    He says the limitlessness means “a law replacing Social Security with a system of mandatory private retirement accounts would be constitutional. So would a law mandating that parents purchase private college savings accounts.” Kavanaugh rejects the majority’s (Silberman’s) attempt “to mitigate the dramatic implications of its no-limiting-principle holding” by noting that “Congress is subject to a political check”:

    “As the Supreme Court has told us time and again, the structural principles of the Constitution . . . protect individual liberty. And the courts historically have played an important role in enforcing those structural principles. . . . That Congress is subject to a political check does not absolve the judiciary of its duty to safeguard the constitutional structure and individual liberty.”

    There is an abdication of judicial duty in Silberman’s complacent conclusion, which is: We can articulate no limit on Congress’s power flowing from the Commerce Clause; get over it. This might galvanize a Supreme Court majority to say “Enough!” and begin protecting individual liberty from a Commerce Clause that the court itself has transmogrified into an anti-constitutional gift to Congress of a virtually unlimited police power. This case can begin restoring Madison’s constitutional architecture for a government limited by the enumeration of its powers.
  2. This case will no doubt result in another of the increasingly idiotic decisions the Supreme Court has produced the past few years.

    An unsatisfying decision is virtually guaranteed. One side is arguing that there are no limits on the government's ability to force us to buy something we don't want. Under the government's theory, as part of the auto bailout, congress could have mandated that every American buy a Chevy Volt. No doubt the poor would have been given financial assistance in the name of fairness.

    The other side is only slightly less odious. They argue that people have a constitutional right to be free riders, to take advantage of the rest of us and expect us to pay for their health care. That's exactly why all the attacks on "Romneycare" are so odd. His plan forced people to stop being subsidized by everyone else and take some responsibility for their own care. Somehow now, that's not a conservative position.
  3. While you're at it, why not also force people to take some responsibility for their own roads, electricity, water treatment, schools and hospitals..
  4. Tsing Tao

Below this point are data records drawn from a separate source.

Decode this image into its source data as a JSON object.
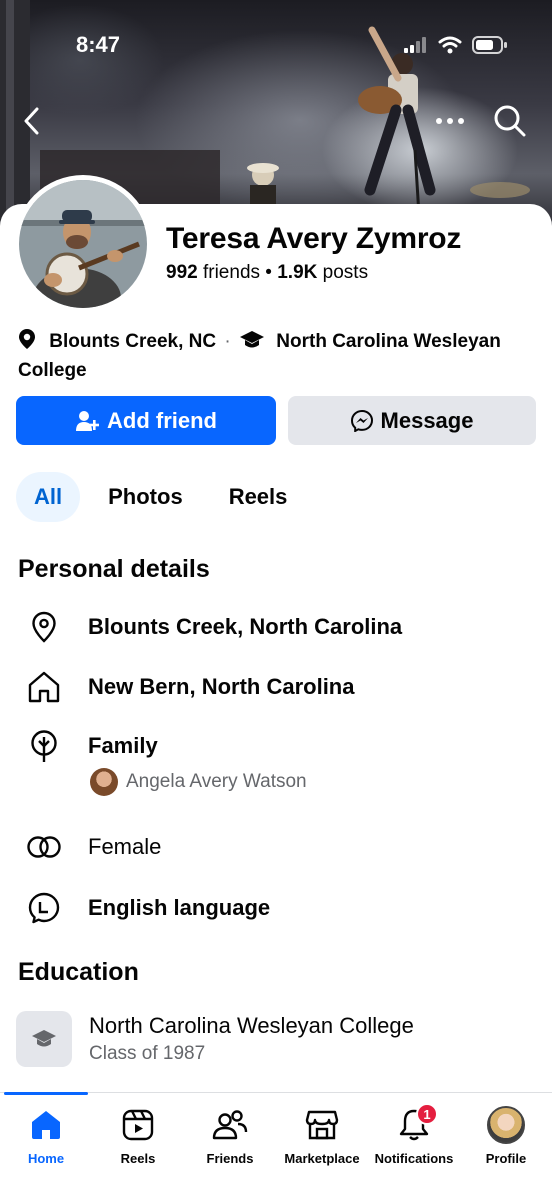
{
  "status_bar": {
    "time": "8:47"
  },
  "profile": {
    "name": "Teresa Avery Zymroz",
    "friends_count": "992",
    "friends_label": "friends",
    "posts_count": "1.9K",
    "posts_label": "posts",
    "location_short": "Blounts Creek, NC",
    "school_short": "North Carolina Wesleyan College"
  },
  "actions": {
    "add_friend": "Add friend",
    "message": "Message"
  },
  "tabs": [
    {
      "label": "All",
      "active": true
    },
    {
      "label": "Photos"
    },
    {
      "label": "Reels"
    }
  ],
  "personal_details": {
    "title": "Personal details",
    "current_city": "Blounts Creek, North Carolina",
    "hometown": "New Bern, North Carolina",
    "family_label": "Family",
    "family_member": "Angela Avery Watson",
    "gender": "Female",
    "language": "English language"
  },
  "education": {
    "title": "Education",
    "school": "North Carolina Wesleyan College",
    "class": "Class of 1987"
  },
  "bottom_nav": {
    "items": [
      {
        "label": "Home",
        "icon": "home-icon",
        "active": true
      },
      {
        "label": "Reels",
        "icon": "reels-icon"
      },
      {
        "label": "Friends",
        "icon": "friends-icon"
      },
      {
        "label": "Marketplace",
        "icon": "marketplace-icon"
      },
      {
        "label": "Notifications",
        "icon": "bell-icon",
        "badge": "1"
      },
      {
        "label": "Profile",
        "icon": "profile-avatar"
      }
    ]
  },
  "colors": {
    "accent": "#0866ff",
    "badge": "#e41e3f",
    "secondary_button": "#e4e6eb",
    "tab_active_bg": "#ebf5ff"
  }
}
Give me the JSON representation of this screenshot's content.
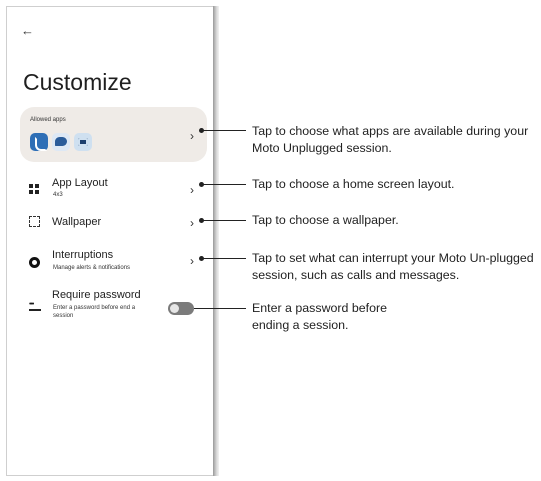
{
  "screen": {
    "back_icon_glyph": "←",
    "title": "Customize",
    "allowed_apps": {
      "label": "Allowed apps",
      "apps": [
        "phone-icon",
        "messages-icon",
        "camera-icon"
      ]
    },
    "rows": [
      {
        "label": "App Layout",
        "sublabel": "4x3",
        "icon": "app-layout-icon"
      },
      {
        "label": "Wallpaper",
        "sublabel": "",
        "icon": "wallpaper-icon"
      },
      {
        "label": "Interruptions",
        "sublabel": "Manage alerts & notifications",
        "icon": "interruptions-icon"
      },
      {
        "label": "Require password",
        "sublabel": "Enter a password before end a session",
        "icon": "password-icon"
      }
    ],
    "chevron_glyph": "›",
    "password_toggle_on": false
  },
  "callouts": [
    "Tap to choose what apps are available during your Moto Unplugged session.",
    "Tap to choose a home screen layout.",
    "Tap to choose a wallpaper.",
    "Tap to set what can interrupt your Moto Un-plugged session, such as calls and messages.",
    "Enter a password before ending a session."
  ],
  "colors": {
    "card_bg": "#efebe7",
    "toggle_off": "#7b7b7b",
    "app_blue": "#2f6fb6"
  }
}
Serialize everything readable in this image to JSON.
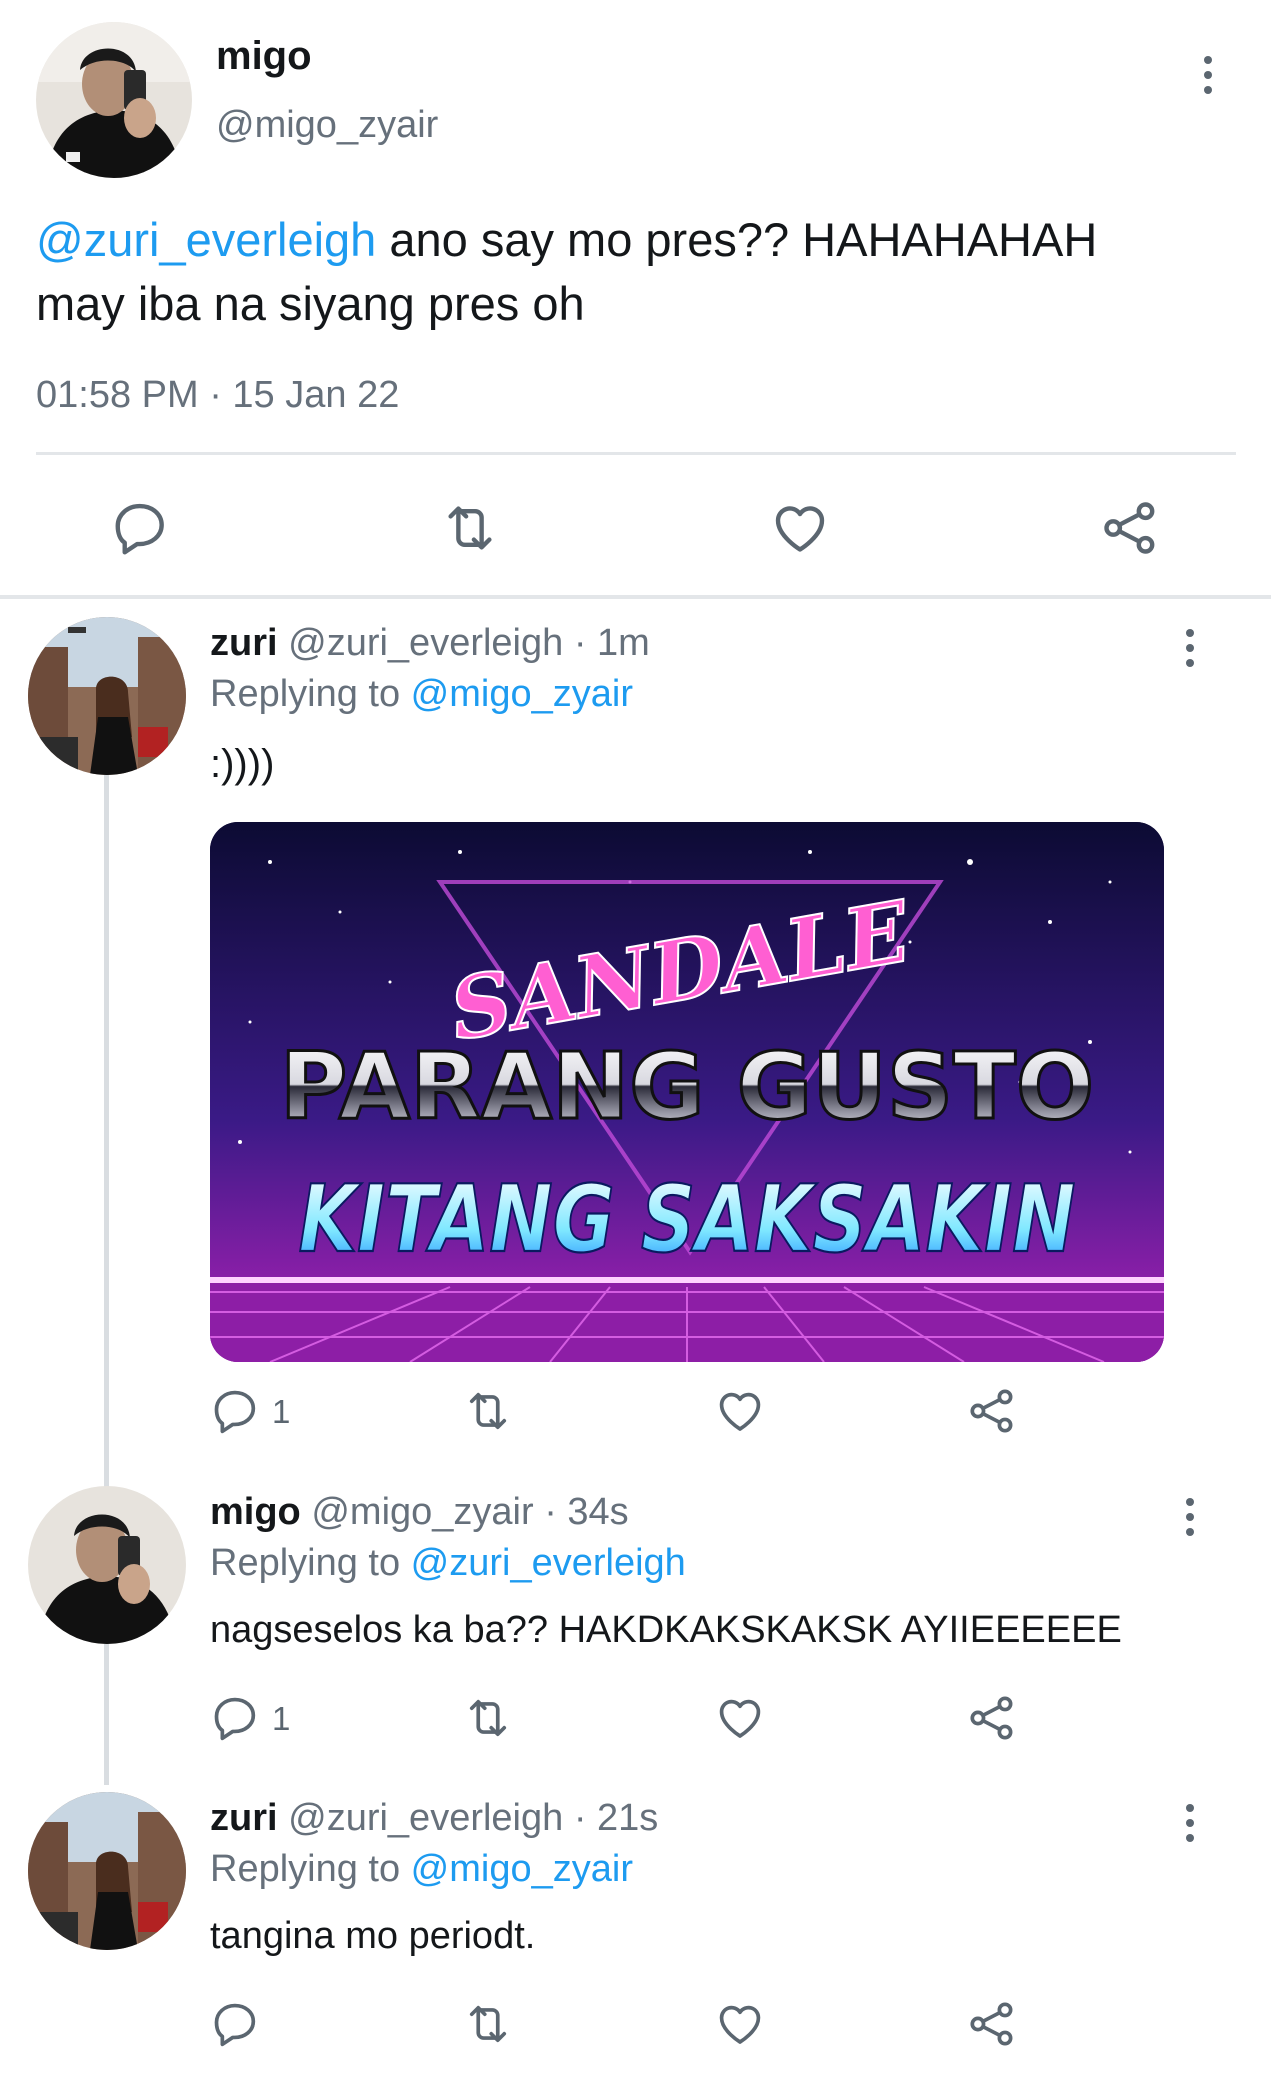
{
  "main_tweet": {
    "display_name": "migo",
    "handle": "@migo_zyair",
    "mention": "@zuri_everleigh",
    "text_line1": " ano say mo pres?? HAHAHAHAH",
    "text_line2": "may iba na siyang pres oh",
    "timestamp": "01:58 PM · 15 Jan 22"
  },
  "replies": [
    {
      "display_name": "zuri",
      "meta": " @zuri_everleigh · 1m",
      "replying_label": "Replying to ",
      "replying_to": "@migo_zyair",
      "text": ":))))",
      "reply_count": "1",
      "media": {
        "line1": "SANDALE",
        "line2": "PARANG GUSTO",
        "line3": "KITANG SAKSAKIN"
      }
    },
    {
      "display_name": "migo",
      "meta": " @migo_zyair · 34s",
      "replying_label": "Replying to ",
      "replying_to": "@zuri_everleigh",
      "text": "nagseselos ka ba?? HAKDKAKSKAKSK AYIIEEEEEE",
      "reply_count": "1"
    },
    {
      "display_name": "zuri",
      "meta": " @zuri_everleigh · 21s",
      "replying_label": "Replying to ",
      "replying_to": "@migo_zyair",
      "text": "tangina mo periodt.",
      "reply_count": ""
    }
  ],
  "icons": [
    "reply-icon",
    "retweet-icon",
    "like-icon",
    "share-icon",
    "more-options-icon"
  ],
  "colors": {
    "link": "#1d9bf0",
    "muted": "#66707b",
    "icon": "#5b6670",
    "divider": "#e3e6e9"
  }
}
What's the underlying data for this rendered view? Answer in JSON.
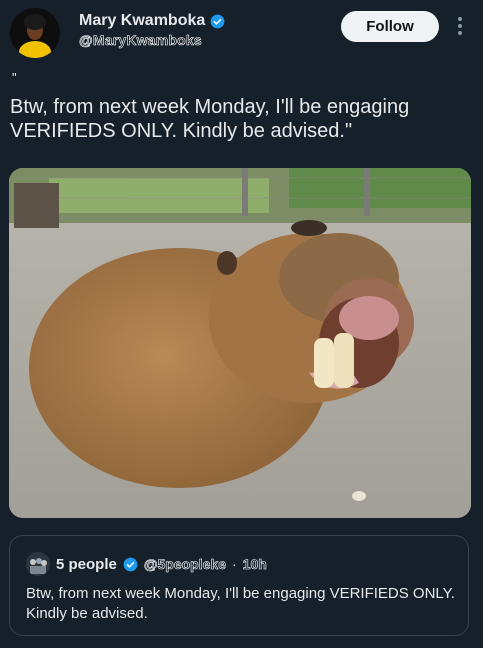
{
  "author": {
    "name": "Mary Kwamboka",
    "handle": "@MaryKwamboks",
    "verified": true
  },
  "follow_label": "Follow",
  "post": {
    "quote_mark": "\"",
    "text": "Btw, from next week Monday, I'll be engaging VERIFIEDS ONLY. Kindly be advised.\""
  },
  "media": {
    "subject": "capybara-photo"
  },
  "quoted_post": {
    "name": "5 people",
    "handle": "@5peopleke",
    "separator": "·",
    "time": "10h",
    "text": "Btw, from next week Monday, I'll be engaging VERIFIEDS ONLY. Kindly be advised."
  },
  "colors": {
    "background": "#15202b",
    "verified": "#1d9bf0",
    "border": "#38444d",
    "follow_bg": "#eff3f4"
  },
  "icons": [
    "verified-badge-icon",
    "more-options-icon"
  ]
}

    Tsing Tao

    Exactly. Put everything in the private sector's hands, because it will be that much more efficient. Good to see you're finally coming around to sensible decisions.